··· RECORDS SHOWN ···

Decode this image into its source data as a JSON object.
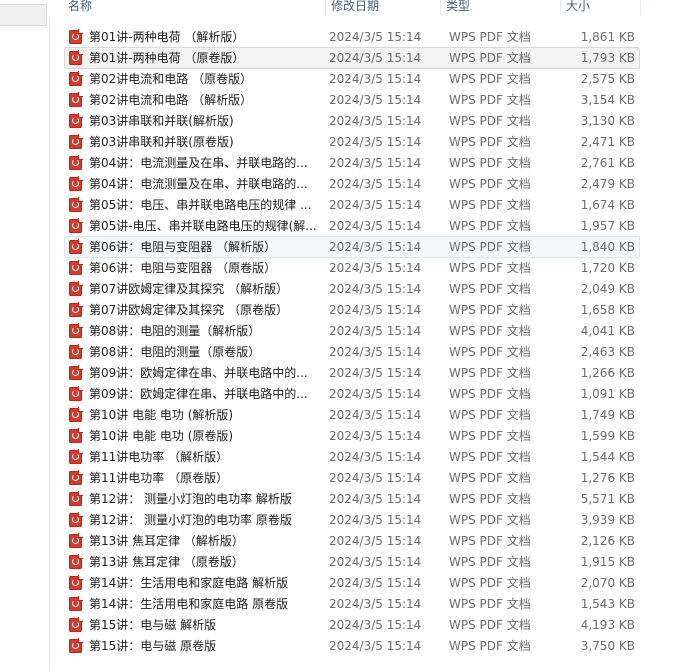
{
  "columns": {
    "name": "名称",
    "date": "修改日期",
    "type": "类型",
    "size": "大小"
  },
  "file_icon": "pdf-file-icon",
  "files": [
    {
      "name": "第01讲-两种电荷 （解析版）",
      "date": "2024/3/5 15:14",
      "type": "WPS PDF 文档",
      "size": "1,861 KB"
    },
    {
      "name": "第01讲-两种电荷 （原卷版）",
      "date": "2024/3/5 15:14",
      "type": "WPS PDF 文档",
      "size": "1,793 KB"
    },
    {
      "name": "第02讲电流和电路 （原卷版）",
      "date": "2024/3/5 15:14",
      "type": "WPS PDF 文档",
      "size": "2,575 KB"
    },
    {
      "name": "第02讲电流和电路 （解析版）",
      "date": "2024/3/5 15:14",
      "type": "WPS PDF 文档",
      "size": "3,154 KB"
    },
    {
      "name": "第03讲串联和并联(解析版)",
      "date": "2024/3/5 15:14",
      "type": "WPS PDF 文档",
      "size": "3,130 KB"
    },
    {
      "name": "第03讲串联和并联(原卷版)",
      "date": "2024/3/5 15:14",
      "type": "WPS PDF 文档",
      "size": "2,471 KB"
    },
    {
      "name": "第04讲：电流测量及在串、并联电路的...",
      "date": "2024/3/5 15:14",
      "type": "WPS PDF 文档",
      "size": "2,761 KB"
    },
    {
      "name": "第04讲：电流测量及在串、并联电路的...",
      "date": "2024/3/5 15:14",
      "type": "WPS PDF 文档",
      "size": "2,479 KB"
    },
    {
      "name": "第05讲：电压、串并联电路电压的规律 ...",
      "date": "2024/3/5 15:14",
      "type": "WPS PDF 文档",
      "size": "1,674 KB"
    },
    {
      "name": "第05讲-电压、串并联电路电压的规律(解...",
      "date": "2024/3/5 15:14",
      "type": "WPS PDF 文档",
      "size": "1,957 KB"
    },
    {
      "name": "第06讲：电阻与变阻器 （解析版）",
      "date": "2024/3/5 15:14",
      "type": "WPS PDF 文档",
      "size": "1,840 KB"
    },
    {
      "name": "第06讲：电阻与变阻器 （原卷版）",
      "date": "2024/3/5 15:14",
      "type": "WPS PDF 文档",
      "size": "1,720 KB"
    },
    {
      "name": "第07讲欧姆定律及其探究 （解析版）",
      "date": "2024/3/5 15:14",
      "type": "WPS PDF 文档",
      "size": "2,049 KB"
    },
    {
      "name": "第07讲欧姆定律及其探究 （原卷版）",
      "date": "2024/3/5 15:14",
      "type": "WPS PDF 文档",
      "size": "1,658 KB"
    },
    {
      "name": "第08讲：电阻的测量（解析版）",
      "date": "2024/3/5 15:14",
      "type": "WPS PDF 文档",
      "size": "4,041 KB"
    },
    {
      "name": "第08讲：电阻的测量（原卷版）",
      "date": "2024/3/5 15:14",
      "type": "WPS PDF 文档",
      "size": "2,463 KB"
    },
    {
      "name": "第09讲：欧姆定律在串、并联电路中的...",
      "date": "2024/3/5 15:14",
      "type": "WPS PDF 文档",
      "size": "1,266 KB"
    },
    {
      "name": "第09讲：欧姆定律在串、并联电路中的...",
      "date": "2024/3/5 15:14",
      "type": "WPS PDF 文档",
      "size": "1,091 KB"
    },
    {
      "name": "第10讲 电能 电功 (解析版)",
      "date": "2024/3/5 15:14",
      "type": "WPS PDF 文档",
      "size": "1,749 KB"
    },
    {
      "name": "第10讲 电能 电功 (原卷版)",
      "date": "2024/3/5 15:14",
      "type": "WPS PDF 文档",
      "size": "1,599 KB"
    },
    {
      "name": "第11讲电功率 （解析版）",
      "date": "2024/3/5 15:14",
      "type": "WPS PDF 文档",
      "size": "1,544 KB"
    },
    {
      "name": "第11讲电功率 （原卷版）",
      "date": "2024/3/5 15:14",
      "type": "WPS PDF 文档",
      "size": "1,276 KB"
    },
    {
      "name": "第12讲： 测量小灯泡的电功率 解析版",
      "date": "2024/3/5 15:14",
      "type": "WPS PDF 文档",
      "size": "5,571 KB"
    },
    {
      "name": "第12讲： 测量小灯泡的电功率 原卷版",
      "date": "2024/3/5 15:14",
      "type": "WPS PDF 文档",
      "size": "3,939 KB"
    },
    {
      "name": "第13讲 焦耳定律 （解析版）",
      "date": "2024/3/5 15:14",
      "type": "WPS PDF 文档",
      "size": "2,126 KB"
    },
    {
      "name": "第13讲 焦耳定律 （原卷版）",
      "date": "2024/3/5 15:14",
      "type": "WPS PDF 文档",
      "size": "1,915 KB"
    },
    {
      "name": "第14讲：生活用电和家庭电路 解析版",
      "date": "2024/3/5 15:14",
      "type": "WPS PDF 文档",
      "size": "2,070 KB"
    },
    {
      "name": "第14讲：生活用电和家庭电路 原卷版",
      "date": "2024/3/5 15:14",
      "type": "WPS PDF 文档",
      "size": "1,543 KB"
    },
    {
      "name": "第15讲：电与磁 解析版",
      "date": "2024/3/5 15:14",
      "type": "WPS PDF 文档",
      "size": "4,193 KB"
    },
    {
      "name": "第15讲：电与磁 原卷版",
      "date": "2024/3/5 15:14",
      "type": "WPS PDF 文档",
      "size": "3,750 KB"
    }
  ]
}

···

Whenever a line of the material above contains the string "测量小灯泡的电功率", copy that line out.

*RESPONSE BELOW*.
      "name": "第12讲： 测量小灯泡的电功率 解析版",
      "name": "第12讲： 测量小灯泡的电功率 原卷版",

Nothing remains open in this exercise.